The Welsh Terrier’s expression is indicative of its friendly and confident nature, not in the least bit shy, nor overly aggressive.

Black (or Grizzle) and Tan

Black and tan are the colors of some of Britain’s earliest Terriers, and this coloration marks most Welsh Terriers today as a breed all their own.

The coat of the Welsh is comprised of two coats: a hard, wiry and dense jacket that is close fitting and a short, soft undercoat. The outer coat is thick and waterproof while the undercoat provides essential insulation. Furnishings on the muzzle, legs and quarters are to be “dense and wiry,” according to the standard’s section on coat.

According to the parent club’s breed information, the breed is “basically a tan dog with a black ‘jacket!’” The breed standard describes the jacket as “spreading up onto the neck, down onto the tail and into the upper thighs.” It also allows the jacket to be “grizzle” in coloration. Grizzle is defined by the AKC Glossary as “a mixture of black or red hairs with white hairs. Frequently, a bluish-gray or iron-gray color.”

The breed’s tan color is defined by the standard’s section on color as “a deep reddish color, with slightly lighter shades acceptable.” The striking combination of both black and tan always creates a distinctive impression on any dog, perhaps nowhere more so than on a strong and sturdy Terrier.

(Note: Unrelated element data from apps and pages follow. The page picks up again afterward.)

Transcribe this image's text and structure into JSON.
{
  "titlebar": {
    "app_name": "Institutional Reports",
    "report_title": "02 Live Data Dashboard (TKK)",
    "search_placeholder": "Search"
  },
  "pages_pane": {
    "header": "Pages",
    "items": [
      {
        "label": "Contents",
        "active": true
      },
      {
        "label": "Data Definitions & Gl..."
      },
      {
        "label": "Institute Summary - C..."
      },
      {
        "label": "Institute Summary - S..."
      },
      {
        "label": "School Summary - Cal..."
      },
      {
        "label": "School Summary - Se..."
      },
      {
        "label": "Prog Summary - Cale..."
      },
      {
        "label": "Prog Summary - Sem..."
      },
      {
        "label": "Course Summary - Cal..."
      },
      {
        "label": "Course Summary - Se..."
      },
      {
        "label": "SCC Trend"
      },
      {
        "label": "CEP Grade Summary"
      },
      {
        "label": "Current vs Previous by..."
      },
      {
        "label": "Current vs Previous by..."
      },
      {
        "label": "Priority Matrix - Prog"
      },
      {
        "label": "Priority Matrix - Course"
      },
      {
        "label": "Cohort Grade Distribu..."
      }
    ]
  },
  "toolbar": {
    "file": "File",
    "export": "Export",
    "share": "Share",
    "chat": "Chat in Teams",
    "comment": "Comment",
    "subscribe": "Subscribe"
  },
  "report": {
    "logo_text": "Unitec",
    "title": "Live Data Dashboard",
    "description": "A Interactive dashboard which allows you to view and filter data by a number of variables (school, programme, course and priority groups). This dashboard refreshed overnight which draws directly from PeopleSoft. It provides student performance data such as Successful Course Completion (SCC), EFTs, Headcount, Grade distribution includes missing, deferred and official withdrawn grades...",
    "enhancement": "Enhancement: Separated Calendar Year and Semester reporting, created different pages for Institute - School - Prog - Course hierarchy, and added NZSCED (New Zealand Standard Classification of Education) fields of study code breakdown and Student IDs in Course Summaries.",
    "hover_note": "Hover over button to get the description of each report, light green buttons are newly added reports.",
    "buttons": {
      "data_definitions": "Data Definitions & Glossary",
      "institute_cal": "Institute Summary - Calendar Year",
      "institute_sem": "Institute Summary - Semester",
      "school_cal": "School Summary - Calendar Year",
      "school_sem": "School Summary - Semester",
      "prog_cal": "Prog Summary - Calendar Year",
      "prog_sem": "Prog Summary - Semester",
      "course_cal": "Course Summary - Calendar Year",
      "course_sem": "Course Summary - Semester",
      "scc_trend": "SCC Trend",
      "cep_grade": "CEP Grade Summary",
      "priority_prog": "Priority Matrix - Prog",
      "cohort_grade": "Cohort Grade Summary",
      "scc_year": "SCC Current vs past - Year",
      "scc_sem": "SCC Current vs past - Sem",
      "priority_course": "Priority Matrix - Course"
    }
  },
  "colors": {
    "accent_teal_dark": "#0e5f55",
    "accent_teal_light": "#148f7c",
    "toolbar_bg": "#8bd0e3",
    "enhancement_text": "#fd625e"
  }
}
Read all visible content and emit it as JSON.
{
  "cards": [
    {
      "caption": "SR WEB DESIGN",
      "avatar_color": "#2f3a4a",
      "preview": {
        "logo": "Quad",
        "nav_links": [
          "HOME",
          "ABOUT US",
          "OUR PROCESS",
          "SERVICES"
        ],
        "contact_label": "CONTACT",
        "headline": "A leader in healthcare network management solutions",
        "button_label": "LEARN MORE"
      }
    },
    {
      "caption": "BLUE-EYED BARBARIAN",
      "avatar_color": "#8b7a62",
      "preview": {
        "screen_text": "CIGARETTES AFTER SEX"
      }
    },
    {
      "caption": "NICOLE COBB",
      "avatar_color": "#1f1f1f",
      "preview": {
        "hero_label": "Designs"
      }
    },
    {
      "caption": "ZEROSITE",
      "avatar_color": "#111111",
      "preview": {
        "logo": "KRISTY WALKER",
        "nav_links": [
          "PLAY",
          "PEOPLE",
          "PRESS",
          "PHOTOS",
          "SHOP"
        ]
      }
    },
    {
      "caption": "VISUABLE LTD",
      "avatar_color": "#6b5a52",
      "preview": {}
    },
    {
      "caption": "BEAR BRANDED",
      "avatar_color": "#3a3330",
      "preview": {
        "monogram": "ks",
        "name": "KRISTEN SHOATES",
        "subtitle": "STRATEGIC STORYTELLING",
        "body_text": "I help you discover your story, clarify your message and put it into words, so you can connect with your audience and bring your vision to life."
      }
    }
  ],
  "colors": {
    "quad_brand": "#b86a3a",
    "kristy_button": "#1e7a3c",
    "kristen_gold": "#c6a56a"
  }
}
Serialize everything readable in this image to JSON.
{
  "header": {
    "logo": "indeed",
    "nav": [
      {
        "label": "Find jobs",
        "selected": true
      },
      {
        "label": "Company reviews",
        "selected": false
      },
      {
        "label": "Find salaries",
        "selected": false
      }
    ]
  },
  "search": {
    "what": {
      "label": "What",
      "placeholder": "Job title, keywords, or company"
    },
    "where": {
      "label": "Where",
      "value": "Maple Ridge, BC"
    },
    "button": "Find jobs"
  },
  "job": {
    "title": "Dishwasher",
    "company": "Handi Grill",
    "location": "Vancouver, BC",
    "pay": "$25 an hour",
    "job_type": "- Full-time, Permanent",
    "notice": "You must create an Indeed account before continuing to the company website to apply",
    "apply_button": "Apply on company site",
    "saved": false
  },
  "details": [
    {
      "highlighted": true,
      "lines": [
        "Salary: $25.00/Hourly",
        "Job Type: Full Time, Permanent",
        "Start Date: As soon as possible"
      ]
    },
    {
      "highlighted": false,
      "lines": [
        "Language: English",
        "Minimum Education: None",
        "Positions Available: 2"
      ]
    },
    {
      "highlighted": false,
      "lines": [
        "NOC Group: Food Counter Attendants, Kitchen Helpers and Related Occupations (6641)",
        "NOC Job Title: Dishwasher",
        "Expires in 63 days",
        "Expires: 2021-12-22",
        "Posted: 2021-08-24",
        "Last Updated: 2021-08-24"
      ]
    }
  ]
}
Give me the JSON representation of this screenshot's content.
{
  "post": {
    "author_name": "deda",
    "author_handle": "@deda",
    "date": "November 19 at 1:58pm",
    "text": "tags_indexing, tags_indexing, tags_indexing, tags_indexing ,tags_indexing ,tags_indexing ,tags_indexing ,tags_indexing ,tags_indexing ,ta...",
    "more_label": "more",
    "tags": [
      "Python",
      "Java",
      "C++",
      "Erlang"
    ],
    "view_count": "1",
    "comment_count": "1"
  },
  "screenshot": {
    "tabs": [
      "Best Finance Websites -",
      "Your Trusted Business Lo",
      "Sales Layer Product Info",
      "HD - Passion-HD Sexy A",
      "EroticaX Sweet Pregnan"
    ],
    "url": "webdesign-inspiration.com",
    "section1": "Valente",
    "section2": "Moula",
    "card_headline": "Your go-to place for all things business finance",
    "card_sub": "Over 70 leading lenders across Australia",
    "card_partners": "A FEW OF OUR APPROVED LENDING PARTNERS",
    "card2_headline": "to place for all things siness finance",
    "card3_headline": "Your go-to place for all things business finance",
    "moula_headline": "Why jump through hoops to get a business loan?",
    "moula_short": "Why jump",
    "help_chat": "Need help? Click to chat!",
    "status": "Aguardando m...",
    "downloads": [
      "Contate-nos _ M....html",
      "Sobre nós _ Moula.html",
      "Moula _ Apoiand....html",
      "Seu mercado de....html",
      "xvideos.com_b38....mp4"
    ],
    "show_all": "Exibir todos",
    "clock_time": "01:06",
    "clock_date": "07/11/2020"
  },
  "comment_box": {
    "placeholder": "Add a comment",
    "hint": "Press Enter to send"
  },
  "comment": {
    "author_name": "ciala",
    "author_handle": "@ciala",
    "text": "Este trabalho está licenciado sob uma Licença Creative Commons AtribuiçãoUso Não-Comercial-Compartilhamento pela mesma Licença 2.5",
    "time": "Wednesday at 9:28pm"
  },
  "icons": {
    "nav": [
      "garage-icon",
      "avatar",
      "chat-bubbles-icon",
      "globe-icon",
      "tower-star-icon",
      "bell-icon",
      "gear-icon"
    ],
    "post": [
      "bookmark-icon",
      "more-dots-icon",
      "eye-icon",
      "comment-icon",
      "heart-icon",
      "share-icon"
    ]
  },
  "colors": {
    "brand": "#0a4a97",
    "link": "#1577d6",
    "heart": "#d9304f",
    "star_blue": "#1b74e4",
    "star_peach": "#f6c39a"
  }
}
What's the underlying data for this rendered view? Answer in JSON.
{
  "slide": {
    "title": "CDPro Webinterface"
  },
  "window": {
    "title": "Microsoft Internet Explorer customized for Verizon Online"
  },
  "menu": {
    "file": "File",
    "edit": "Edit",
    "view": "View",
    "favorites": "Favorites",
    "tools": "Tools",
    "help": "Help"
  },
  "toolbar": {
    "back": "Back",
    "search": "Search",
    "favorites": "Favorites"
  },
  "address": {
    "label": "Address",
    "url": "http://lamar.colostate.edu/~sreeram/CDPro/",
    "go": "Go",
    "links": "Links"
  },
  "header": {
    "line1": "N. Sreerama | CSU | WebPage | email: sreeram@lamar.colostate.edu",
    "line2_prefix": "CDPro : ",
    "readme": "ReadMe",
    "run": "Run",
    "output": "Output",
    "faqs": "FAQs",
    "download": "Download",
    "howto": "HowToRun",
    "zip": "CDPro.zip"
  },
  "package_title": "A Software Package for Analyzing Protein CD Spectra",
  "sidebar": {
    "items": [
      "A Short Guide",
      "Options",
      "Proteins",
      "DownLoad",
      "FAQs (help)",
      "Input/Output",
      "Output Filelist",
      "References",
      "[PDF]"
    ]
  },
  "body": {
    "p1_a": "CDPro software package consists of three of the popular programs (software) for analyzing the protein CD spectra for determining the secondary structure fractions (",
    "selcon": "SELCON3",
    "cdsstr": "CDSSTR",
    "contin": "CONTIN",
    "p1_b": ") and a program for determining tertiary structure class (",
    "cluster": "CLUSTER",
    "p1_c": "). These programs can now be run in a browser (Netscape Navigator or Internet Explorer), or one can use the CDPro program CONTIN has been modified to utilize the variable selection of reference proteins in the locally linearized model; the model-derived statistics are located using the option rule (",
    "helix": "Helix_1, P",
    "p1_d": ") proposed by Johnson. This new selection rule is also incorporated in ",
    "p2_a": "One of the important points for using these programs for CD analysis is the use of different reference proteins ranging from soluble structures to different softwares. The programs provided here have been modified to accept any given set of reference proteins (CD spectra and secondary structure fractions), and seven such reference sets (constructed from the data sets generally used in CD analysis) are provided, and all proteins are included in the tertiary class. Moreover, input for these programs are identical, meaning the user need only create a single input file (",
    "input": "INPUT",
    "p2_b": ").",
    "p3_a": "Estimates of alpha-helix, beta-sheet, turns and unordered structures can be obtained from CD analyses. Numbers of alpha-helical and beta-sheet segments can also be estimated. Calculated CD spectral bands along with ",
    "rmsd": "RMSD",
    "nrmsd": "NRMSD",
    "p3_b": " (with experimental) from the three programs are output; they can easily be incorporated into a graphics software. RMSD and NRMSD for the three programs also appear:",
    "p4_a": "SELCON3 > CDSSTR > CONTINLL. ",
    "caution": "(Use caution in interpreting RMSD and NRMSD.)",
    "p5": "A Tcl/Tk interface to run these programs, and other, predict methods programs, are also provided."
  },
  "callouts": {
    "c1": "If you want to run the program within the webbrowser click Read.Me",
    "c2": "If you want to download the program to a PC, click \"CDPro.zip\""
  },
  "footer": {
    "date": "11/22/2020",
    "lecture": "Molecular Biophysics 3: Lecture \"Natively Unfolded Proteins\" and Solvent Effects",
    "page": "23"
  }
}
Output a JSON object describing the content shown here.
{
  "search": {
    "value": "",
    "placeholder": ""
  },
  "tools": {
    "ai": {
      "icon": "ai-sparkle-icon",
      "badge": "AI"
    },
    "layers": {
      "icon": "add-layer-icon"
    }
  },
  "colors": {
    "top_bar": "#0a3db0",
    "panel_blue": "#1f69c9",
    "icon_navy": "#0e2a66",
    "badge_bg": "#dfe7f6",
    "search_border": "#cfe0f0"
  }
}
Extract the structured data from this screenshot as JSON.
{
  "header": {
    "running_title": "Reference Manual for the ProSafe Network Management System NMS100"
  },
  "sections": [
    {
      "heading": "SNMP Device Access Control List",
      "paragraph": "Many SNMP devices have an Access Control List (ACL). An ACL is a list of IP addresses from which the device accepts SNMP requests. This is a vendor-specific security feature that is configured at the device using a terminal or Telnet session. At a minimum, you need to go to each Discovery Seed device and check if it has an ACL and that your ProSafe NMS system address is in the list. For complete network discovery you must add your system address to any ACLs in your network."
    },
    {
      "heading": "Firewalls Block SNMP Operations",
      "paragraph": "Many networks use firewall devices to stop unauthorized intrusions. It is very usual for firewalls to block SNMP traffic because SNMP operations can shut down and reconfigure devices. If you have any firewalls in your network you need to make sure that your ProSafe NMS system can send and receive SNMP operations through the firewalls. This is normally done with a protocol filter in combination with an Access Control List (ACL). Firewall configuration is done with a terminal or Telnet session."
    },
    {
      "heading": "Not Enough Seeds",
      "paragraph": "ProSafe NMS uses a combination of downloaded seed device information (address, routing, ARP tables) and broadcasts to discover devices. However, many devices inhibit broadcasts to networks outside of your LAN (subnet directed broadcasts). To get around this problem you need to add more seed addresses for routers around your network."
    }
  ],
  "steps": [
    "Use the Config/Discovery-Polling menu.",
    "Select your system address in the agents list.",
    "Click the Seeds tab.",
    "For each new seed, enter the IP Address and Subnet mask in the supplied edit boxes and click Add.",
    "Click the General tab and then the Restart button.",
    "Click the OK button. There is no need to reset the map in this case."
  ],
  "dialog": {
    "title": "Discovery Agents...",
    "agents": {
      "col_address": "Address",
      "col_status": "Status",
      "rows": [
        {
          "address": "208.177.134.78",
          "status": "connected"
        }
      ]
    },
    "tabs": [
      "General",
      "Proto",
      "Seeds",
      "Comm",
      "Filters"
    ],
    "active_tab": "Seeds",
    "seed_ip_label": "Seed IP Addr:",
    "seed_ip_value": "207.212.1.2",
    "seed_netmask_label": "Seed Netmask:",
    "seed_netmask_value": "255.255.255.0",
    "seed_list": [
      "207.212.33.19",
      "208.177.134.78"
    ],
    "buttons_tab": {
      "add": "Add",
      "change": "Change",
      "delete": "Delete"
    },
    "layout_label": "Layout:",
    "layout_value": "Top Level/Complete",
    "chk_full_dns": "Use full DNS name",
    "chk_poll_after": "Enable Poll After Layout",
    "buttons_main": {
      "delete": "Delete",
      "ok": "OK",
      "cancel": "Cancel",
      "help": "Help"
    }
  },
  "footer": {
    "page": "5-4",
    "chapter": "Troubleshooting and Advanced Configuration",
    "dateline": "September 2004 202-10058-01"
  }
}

In a 1989 AKC Gazette breed column titled, “Pertinent Remarks,” Barbi McLennan provides a word of caution when she quotes one of the early supporters of the Welsh Terrier in the United States, the well-known animal artist Edwin Megargee: “…It would be a great pity if the breed should ever lose its essential character, its pluck, its compact power, its ruggedness or, to coin a word, its Welshness. To me it would seem a calamity if the breed ever were permitted to drift into becoming merely a black and tan Fox Terrier.”